App and web page records
********

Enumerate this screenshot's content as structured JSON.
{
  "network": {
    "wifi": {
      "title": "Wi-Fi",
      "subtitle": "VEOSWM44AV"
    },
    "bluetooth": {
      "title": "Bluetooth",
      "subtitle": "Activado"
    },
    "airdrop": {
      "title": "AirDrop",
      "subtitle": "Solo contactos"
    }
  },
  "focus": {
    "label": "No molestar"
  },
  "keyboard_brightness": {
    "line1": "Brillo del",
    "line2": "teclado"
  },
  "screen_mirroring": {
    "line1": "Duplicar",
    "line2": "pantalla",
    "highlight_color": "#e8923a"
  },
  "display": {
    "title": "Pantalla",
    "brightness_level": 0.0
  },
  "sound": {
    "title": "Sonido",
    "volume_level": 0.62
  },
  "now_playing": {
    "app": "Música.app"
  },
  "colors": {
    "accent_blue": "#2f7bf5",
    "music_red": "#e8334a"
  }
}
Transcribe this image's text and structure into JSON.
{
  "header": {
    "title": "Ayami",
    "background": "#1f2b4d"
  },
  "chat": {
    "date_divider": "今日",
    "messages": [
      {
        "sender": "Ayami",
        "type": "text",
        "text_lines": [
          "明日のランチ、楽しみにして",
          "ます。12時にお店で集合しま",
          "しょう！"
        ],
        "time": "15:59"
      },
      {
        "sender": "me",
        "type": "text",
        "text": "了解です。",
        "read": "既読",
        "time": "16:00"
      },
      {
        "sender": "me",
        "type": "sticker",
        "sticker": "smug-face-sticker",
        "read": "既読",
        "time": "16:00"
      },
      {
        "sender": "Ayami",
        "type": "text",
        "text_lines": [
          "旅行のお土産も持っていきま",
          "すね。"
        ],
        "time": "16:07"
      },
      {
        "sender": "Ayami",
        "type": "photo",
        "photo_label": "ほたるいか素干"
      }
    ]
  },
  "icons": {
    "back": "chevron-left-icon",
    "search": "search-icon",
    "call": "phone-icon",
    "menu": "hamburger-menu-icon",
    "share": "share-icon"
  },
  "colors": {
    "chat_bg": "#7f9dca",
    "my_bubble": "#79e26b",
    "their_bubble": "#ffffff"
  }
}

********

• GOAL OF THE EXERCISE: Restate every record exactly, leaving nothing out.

• EXERCISE RESPONSE:
Enumerate this screenshot's content as structured JSON.
{
  "network": {
    "wifi": {
      "title": "Wi-Fi",
      "subtitle": "VEOSWM44AV"
    },
    "bluetooth": {
      "title": "Bluetooth",
      "subtitle": "Activado"
    },
    "airdrop": {
      "title": "AirDrop",
      "subtitle": "Solo contactos"
    }
  },
  "focus": {
    "label": "No molestar"
  },
  "keyboard_brightness": {
    "line1": "Brillo del",
    "line2": "teclado"
  },
  "screen_mirroring": {
    "line1": "Duplicar",
    "line2": "pantalla",
    "highlight_color": "#e8923a"
  },
  "display": {
    "title": "Pantalla",
    "brightness_level": 0.0
  },
  "sound": {
    "title": "Sonido",
    "volume_level": 0.62
  },
  "now_playing": {
    "app": "Música.app"
  },
  "colors": {
    "accent_blue": "#2f7bf5",
    "music_red": "#e8334a"
  }
}
Transcribe this image's text and structure into JSON.
{
  "header": {
    "title": "Ayami",
    "background": "#1f2b4d"
  },
  "chat": {
    "date_divider": "今日",
    "messages": [
      {
        "sender": "Ayami",
        "type": "text",
        "text_lines": [
          "明日のランチ、楽しみにして",
          "ます。12時にお店で集合しま",
          "しょう！"
        ],
        "time": "15:59"
      },
      {
        "sender": "me",
        "type": "text",
        "text": "了解です。",
        "read": "既読",
        "time": "16:00"
      },
      {
        "sender": "me",
        "type": "sticker",
        "sticker": "smug-face-sticker",
        "read": "既読",
        "time": "16:00"
      },
      {
        "sender": "Ayami",
        "type": "text",
        "text_lines": [
          "旅行のお土産も持っていきま",
          "すね。"
        ],
        "time": "16:07"
      },
      {
        "sender": "Ayami",
        "type": "photo",
        "photo_label": "ほたるいか素干"
      }
    ]
  },
  "icons": {
    "back": "chevron-left-icon",
    "search": "search-icon",
    "call": "phone-icon",
    "menu": "hamburger-menu-icon",
    "share": "share-icon"
  },
  "colors": {
    "chat_bg": "#7f9dca",
    "my_bubble": "#79e26b",
    "their_bubble": "#ffffff"
  }
}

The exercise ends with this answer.